The nation of Belarus has been named as the leader of a group of 17 countries which has blocked a plan to force the promotion of homosexuals, lesbians, and mentally ill “transgender” individuals in a “new urban strategy” drawn up by the United Nations.
A statement from the group said it wished to “reaffirm that the family is the natural and fundamental group unit of society.”
Quoting reports “close to the negotiations,” Thomson Reuters said that Canada, backed by the European Union, the United States, and Mexico, had pushed for clauses which involved the “recognition of LGBT people and an acknowledgment of homophobia” in a key policy paper to be finalized at a major UN conference in Ecuador next week.
The UN’s “New Urban Agenda” is supposed to be a non-binding agreement to address the challenges of rapidly growing cities globally and will be adopted at Habitat III in Quito, setting out guidelines “for sustainable urban development over the next 20 years.”
The recognition of homosexual, lesbian, and “transgender” communities in the “urban plan” was being touted as a “significant step by the United Nations with same sex relationships illegal in 76 countries around the world and punishable by death in seven,” the reports said.
“But sources said a behind-the-scenes campaign by Belarus, supported by various nations including Russia, Egypt, Qatar, Indonesia, Pakistan, and the United Arab Emirates, had resulted in the document only referring to cities being ‘friendly for families.’”

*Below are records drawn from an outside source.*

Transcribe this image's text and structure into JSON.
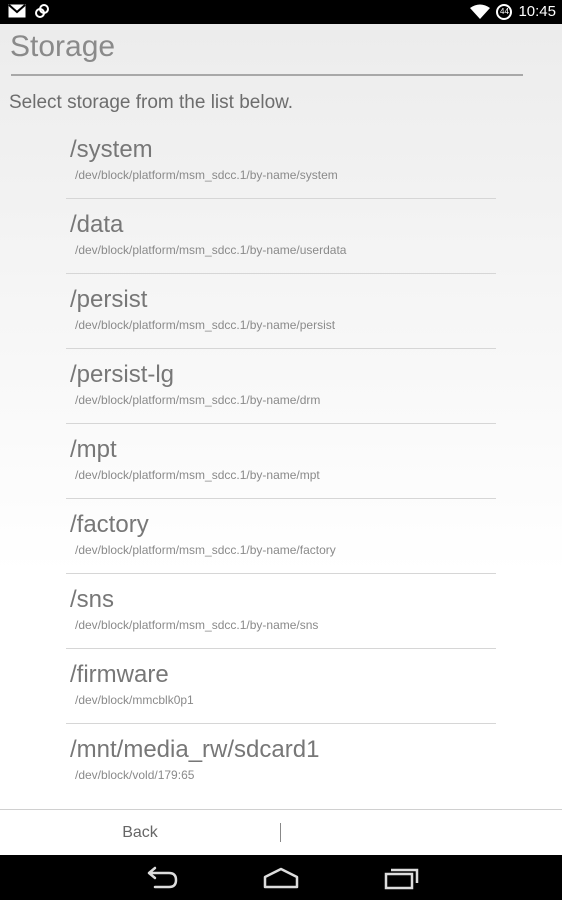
{
  "status_bar": {
    "time": "10:45",
    "battery_level": "44",
    "icons": [
      "gmail-icon",
      "link-icon",
      "wifi-icon",
      "battery-icon"
    ]
  },
  "header": {
    "title": "Storage",
    "subtitle": "Select storage from the list below."
  },
  "storage_list": [
    {
      "name": "/system",
      "path": "/dev/block/platform/msm_sdcc.1/by-name/system"
    },
    {
      "name": "/data",
      "path": "/dev/block/platform/msm_sdcc.1/by-name/userdata"
    },
    {
      "name": "/persist",
      "path": "/dev/block/platform/msm_sdcc.1/by-name/persist"
    },
    {
      "name": "/persist-lg",
      "path": "/dev/block/platform/msm_sdcc.1/by-name/drm"
    },
    {
      "name": "/mpt",
      "path": "/dev/block/platform/msm_sdcc.1/by-name/mpt"
    },
    {
      "name": "/factory",
      "path": "/dev/block/platform/msm_sdcc.1/by-name/factory"
    },
    {
      "name": "/sns",
      "path": "/dev/block/platform/msm_sdcc.1/by-name/sns"
    },
    {
      "name": "/firmware",
      "path": "/dev/block/mmcblk0p1"
    },
    {
      "name": "/mnt/media_rw/sdcard1",
      "path": "/dev/block/vold/179:65"
    }
  ],
  "button_bar": {
    "back_label": "Back"
  },
  "nav_bar": {
    "icons": [
      "back-nav-icon",
      "home-nav-icon",
      "recents-nav-icon"
    ]
  },
  "colors": {
    "status_bar_bg": "#000000",
    "nav_bar_bg": "#000000",
    "text_primary": "#777777",
    "divider": "#d6d6d6"
  }
}
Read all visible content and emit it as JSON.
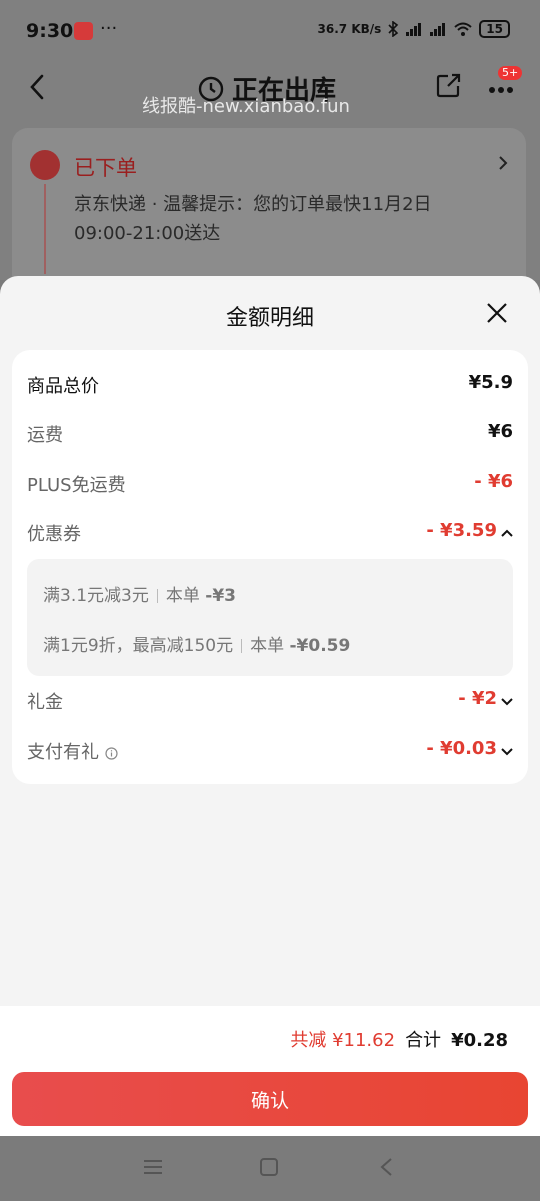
{
  "status_bar": {
    "time": "9:30",
    "more": "···",
    "network_speed": "36.7 KB/s",
    "battery": "15"
  },
  "nav": {
    "title": "正在出库",
    "badge": "5+"
  },
  "watermark": "线报酷-new.xianbao.fun",
  "order": {
    "status": "已下单",
    "description": "京东快递 · 温馨提示：您的订单最快11月2日09:00-21:00送达"
  },
  "sheet": {
    "title": "金额明细",
    "rows": [
      {
        "label": "商品总价",
        "value": "¥5.9"
      },
      {
        "label": "运费",
        "value": "¥6"
      },
      {
        "label": "PLUS免运费",
        "value": "- ¥6"
      },
      {
        "label": "优惠券",
        "value": "- ¥3.59"
      },
      {
        "label": "礼金",
        "value": "- ¥2"
      },
      {
        "label": "支付有礼",
        "value": "- ¥0.03"
      }
    ],
    "coupons": [
      {
        "name": "满3.1元减3元",
        "note": "本单",
        "amount": "-¥3"
      },
      {
        "name": "满1元9折，最高减150元",
        "note": "本单",
        "amount": "-¥0.59"
      }
    ]
  },
  "footer": {
    "total_reduce": "共减 ¥11.62",
    "total_label": "合计",
    "total_amount": "¥0.28",
    "confirm_label": "确认"
  },
  "colors": {
    "accent_red": "#e03c31",
    "button_red": "#e84d4d"
  }
}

Sources said that on the second day of the talks, the words “family friendly” emerged from the Belarus delegation as a preferred option and Russia and Egypt supported the shift. Other nations which supported the move included Bangladesh, Malaysia, Nigeria, Saudi Arabia, Somalia, Iran, and Zimbabwe.
A statement from the group said it wished to “reaffirm that the family is the natural and fundamental group unit of society. We are convinced that the human rights of women and men, children and older persons, and persons with disabilities could be best promoted and protected within the family environment,” it said.
Josh Bueckert, a spokesman for the Canadian government, said Canada “fought hard” to have homosexuals and other deviants officially recognized, but that he and his supporters had “not [been] able to speak to the positions of other countries on the negotiation of the declaration for the New Urban Agenda … unfortunately the LGBTQ2 community was left out,” Bueckert told the Thomson Reuters Foundation.
Ellen Woodsworth, chairman of the feminist “Women Transforming Cities International Society,” and a former Vancouver city councilor, drove the initial Canadian push to enshrine homosexual “rights” in the document.
When she first raised the idea, she was told to forget it because “Russia will shoot it out of the water,” only to find out later that Russia was backing the Belarus stance.
Negotiations to thrash out the wording of the New Urban Agenda have been held over many months all over the world.